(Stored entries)
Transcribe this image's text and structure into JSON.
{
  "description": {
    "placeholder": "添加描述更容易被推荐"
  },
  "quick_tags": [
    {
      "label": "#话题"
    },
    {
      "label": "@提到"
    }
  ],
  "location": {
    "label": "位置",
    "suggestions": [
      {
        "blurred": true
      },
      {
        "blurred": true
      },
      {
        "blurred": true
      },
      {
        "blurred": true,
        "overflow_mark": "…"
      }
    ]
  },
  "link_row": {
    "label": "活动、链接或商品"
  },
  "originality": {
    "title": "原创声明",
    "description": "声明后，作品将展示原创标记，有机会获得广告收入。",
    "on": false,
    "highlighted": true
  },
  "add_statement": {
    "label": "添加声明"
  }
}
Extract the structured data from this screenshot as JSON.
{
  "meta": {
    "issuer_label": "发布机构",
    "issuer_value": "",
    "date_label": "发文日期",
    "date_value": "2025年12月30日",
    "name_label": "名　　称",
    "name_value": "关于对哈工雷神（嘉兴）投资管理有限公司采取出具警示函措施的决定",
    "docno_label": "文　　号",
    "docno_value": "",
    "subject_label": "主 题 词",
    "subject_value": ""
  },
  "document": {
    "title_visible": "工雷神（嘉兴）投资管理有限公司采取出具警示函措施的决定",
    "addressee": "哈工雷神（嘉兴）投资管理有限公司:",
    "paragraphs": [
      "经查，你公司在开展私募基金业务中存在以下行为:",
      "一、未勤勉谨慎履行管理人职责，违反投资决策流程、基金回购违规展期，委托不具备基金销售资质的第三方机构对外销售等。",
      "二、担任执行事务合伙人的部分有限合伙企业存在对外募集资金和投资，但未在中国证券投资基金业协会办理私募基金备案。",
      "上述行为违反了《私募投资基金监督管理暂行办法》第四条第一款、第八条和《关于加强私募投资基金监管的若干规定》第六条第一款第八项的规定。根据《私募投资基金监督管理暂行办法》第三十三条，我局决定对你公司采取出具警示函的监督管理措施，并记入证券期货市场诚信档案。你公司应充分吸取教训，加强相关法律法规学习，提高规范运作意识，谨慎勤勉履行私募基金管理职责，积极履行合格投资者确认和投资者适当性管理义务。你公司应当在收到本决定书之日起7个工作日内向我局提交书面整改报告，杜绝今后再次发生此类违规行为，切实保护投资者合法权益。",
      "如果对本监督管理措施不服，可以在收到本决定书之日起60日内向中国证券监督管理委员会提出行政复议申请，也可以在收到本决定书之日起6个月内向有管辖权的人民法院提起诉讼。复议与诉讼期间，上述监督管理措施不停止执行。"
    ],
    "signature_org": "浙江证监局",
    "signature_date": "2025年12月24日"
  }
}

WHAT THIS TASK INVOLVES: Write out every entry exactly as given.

SOLUTION:
Transcribe this image's text and structure into JSON.
{
  "description": {
    "placeholder": "添加描述更容易被推荐"
  },
  "quick_tags": [
    {
      "label": "#话题"
    },
    {
      "label": "@提到"
    }
  ],
  "location": {
    "label": "位置",
    "suggestions": [
      {
        "blurred": true
      },
      {
        "blurred": true
      },
      {
        "blurred": true
      },
      {
        "blurred": true,
        "overflow_mark": "…"
      }
    ]
  },
  "link_row": {
    "label": "活动、链接或商品"
  },
  "originality": {
    "title": "原创声明",
    "description": "声明后，作品将展示原创标记，有机会获得广告收入。",
    "on": false,
    "highlighted": true
  },
  "add_statement": {
    "label": "添加声明"
  }
}
Extract the structured data from this screenshot as JSON.
{
  "meta": {
    "issuer_label": "发布机构",
    "issuer_value": "",
    "date_label": "发文日期",
    "date_value": "2025年12月30日",
    "name_label": "名　　称",
    "name_value": "关于对哈工雷神（嘉兴）投资管理有限公司采取出具警示函措施的决定",
    "docno_label": "文　　号",
    "docno_value": "",
    "subject_label": "主 题 词",
    "subject_value": ""
  },
  "document": {
    "title_visible": "工雷神（嘉兴）投资管理有限公司采取出具警示函措施的决定",
    "addressee": "哈工雷神（嘉兴）投资管理有限公司:",
    "paragraphs": [
      "经查，你公司在开展私募基金业务中存在以下行为:",
      "一、未勤勉谨慎履行管理人职责，违反投资决策流程、基金回购违规展期，委托不具备基金销售资质的第三方机构对外销售等。",
      "二、担任执行事务合伙人的部分有限合伙企业存在对外募集资金和投资，但未在中国证券投资基金业协会办理私募基金备案。",
      "上述行为违反了《私募投资基金监督管理暂行办法》第四条第一款、第八条和《关于加强私募投资基金监管的若干规定》第六条第一款第八项的规定。根据《私募投资基金监督管理暂行办法》第三十三条，我局决定对你公司采取出具警示函的监督管理措施，并记入证券期货市场诚信档案。你公司应充分吸取教训，加强相关法律法规学习，提高规范运作意识，谨慎勤勉履行私募基金管理职责，积极履行合格投资者确认和投资者适当性管理义务。你公司应当在收到本决定书之日起7个工作日内向我局提交书面整改报告，杜绝今后再次发生此类违规行为，切实保护投资者合法权益。",
      "如果对本监督管理措施不服，可以在收到本决定书之日起60日内向中国证券监督管理委员会提出行政复议申请，也可以在收到本决定书之日起6个月内向有管辖权的人民法院提起诉讼。复议与诉讼期间，上述监督管理措施不停止执行。"
    ],
    "signature_org": "浙江证监局",
    "signature_date": "2025年12月24日"
  }
}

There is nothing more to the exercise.